Keeping science away from African nations ?
Wellesley College professor Robert Paarlberg,argues that Western donors, NGOs and governments have been advocating for the use of costly organic farming techniques as the alternative to chemical fertilizer use.
In his book Starved for Science : How Biotechnology is Being Kept Out of Africa, he argues that while only one percent of America and four percent in Europe is being farmed organically, African nations are told they should farm organically.
Bill Gates is another advocate of biotech in Africa as a means to increase food security. He said that in order to “develop crops that can grow in a drought ; that can survive in a flood ; that can resist pests and disease… [w]e need higher yields on the same land in harsher weather. And we will never get it without a continuous and urgent science-based search to increase productivity”.

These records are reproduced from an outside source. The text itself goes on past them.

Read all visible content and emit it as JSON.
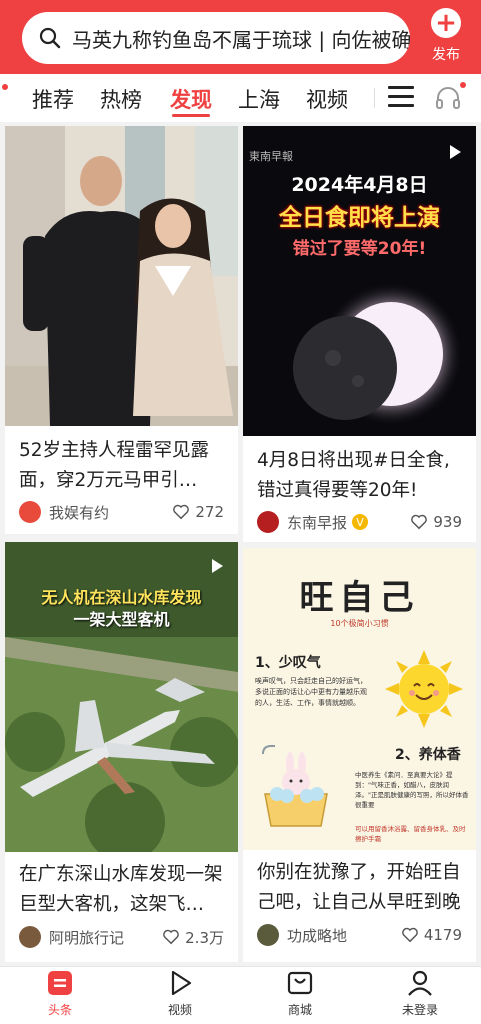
{
  "header": {
    "search_text": "马英九称钓鱼岛不属于琉球 | 向佐被确",
    "publish_label": "发布",
    "accent": "#f04142"
  },
  "tabs": [
    {
      "label": "推荐",
      "active": false
    },
    {
      "label": "热榜",
      "active": false
    },
    {
      "label": "发现",
      "active": true
    },
    {
      "label": "上海",
      "active": false
    },
    {
      "label": "视频",
      "active": false
    }
  ],
  "feed": [
    {
      "title_line1": "52岁主持人程雷罕见露",
      "title_line2": "面，穿2万元马甲引…",
      "author": "我娱有约",
      "likes": "272",
      "verified": false,
      "is_video": false
    },
    {
      "overlay_source": "東南早報",
      "overlay_date": "2024年4月8日",
      "overlay_headline": "全日食即将上演",
      "overlay_sub": "错过了要等20年!",
      "title_line1": "4月8日将出现#日全食,",
      "title_line2": "错过真得要等20年!",
      "author": "东南早报",
      "likes": "939",
      "verified": true,
      "is_video": true
    },
    {
      "overlay_line1": "无人机在深山水库发现",
      "overlay_line2": "一架大型客机",
      "title_line1": "在广东深山水库发现一架",
      "title_line2": "巨型大客机，这架飞…",
      "author": "阿明旅行记",
      "likes": "2.3万",
      "verified": false,
      "is_video": true
    },
    {
      "poster_title": "旺自己",
      "poster_subtitle": "10个极简小习惯",
      "poster_item1_title": "1、少叹气",
      "poster_item1_text": "唉声叹气，只会赶走自己的好运气，多说正面的话让心中更有力量越乐观的人，生活、工作，事情就越顺。",
      "poster_item2_title": "2、养体香",
      "poster_item2_text": "中医养生《素问．至真要大论》提到：\"气味正香，如醋八，皮肤润泽。\"正是肌肤健康的写照，所以好体香很重要",
      "poster_item2_note": "可以用留香沐浴露、留香身体乳、及时擦护手霜",
      "title_line1": "你别在犹豫了，开始旺自",
      "title_line2": "己吧，让自己从早旺到晚",
      "author": "功成略地",
      "likes": "4179",
      "verified": false,
      "is_video": false
    }
  ],
  "bottom_nav": [
    {
      "label": "头条",
      "icon": "home-icon",
      "active": true
    },
    {
      "label": "视频",
      "icon": "play-icon",
      "active": false
    },
    {
      "label": "商城",
      "icon": "shop-icon",
      "active": false
    },
    {
      "label": "未登录",
      "icon": "person-icon",
      "active": false
    }
  ]
}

On the opposite side, the International Assessment of Agricultural Knowledge, Science and Technology for Development (IAASTD) concluded after four years of research that genetically modified crops do not help small-scale farmers, and that to reduce hunger, investment is needed in rural infrastructure (roads, markets, irrigation development, rural schools and colleges).
The IAASTD also found that sustainable agricultural development "will require investment in systems such as organic agriculture, which build on traditional knowledge and give traditional farmers the tools they need to thrive without becoming dependent on expensive external inputs".
Organic agriculture makes sense in African nations, argues Manjo Smith of the IFOAM because it builds on available resources. In fact, the continent of Africa holds around sixty percent of the world’s available and unexploited cropland, numerous indigenous plant varieties, and proven indigenous knowledge. Farmers often have limited use of agrochemicals.
The UN goes further by arguing that African nations have a certain comparative advantage in organic agriculture, as they possess relatively abundant labour and would save on cost using relatively fewer agrochemicals in production.
Marketing as the main obstacle
One of the conference’s main conclusions was that while major markets for organic products are growing at rates of between ten and twenty percent organic agriculture is not given enough credit and the organic market is mostly restricted to North America and Europe, which constitutes an enormously untapped potential.
Roughly eighty percent of organic producers (a significant proportion of them women) are in developing countries, while ninety-seven percent of sales revenue for organic products are generated in industrialized countries, according to UNEP.
To address this, participants at the Lusaka conference ’’requested [that] the European Union and other actors of the global trade partners to take all possible steps to facilitate the participation of Africa in global organic markets."
Another conclusion of the conference was that there is an urgent need for African governments to advocate for the benefits of producing organic as an opportunity for value added production to increase income from sales, locally and abroad. Organic agriculture methods such as crop diversification, increased crops, and soil fertility management would be especially well suited for areas where there is low soil fertility and erosion. In western Kenya, for example, bean output has increased by 158 percent using organic agriculture.
This is also valuable in the rest of the world, including North America and Europe. In the United States alone, for example, the damage to farmland, waterways, infrastructure and health because of soil erosion was estimated to cost over fifty billion dollars a year.
Increasing research and access to markets
Rather than promoting organic agriculture solely as a developmental path in Africa, a vast effort should be made to promote better agricultural practices, including organic agriculture worldwide, especially in times of climate change, a global economic crisis, water scarcity and increased soil erosion. Organic agriculture represents rural jobs, and offers a vast array of environmental and health benefits, both for customers and producers. But in order to achieve the "mainstreaming of organic agriculture’’ increased access to markets, an increase in research focused on organic agriculture technologies and training for farmers is desperately needed.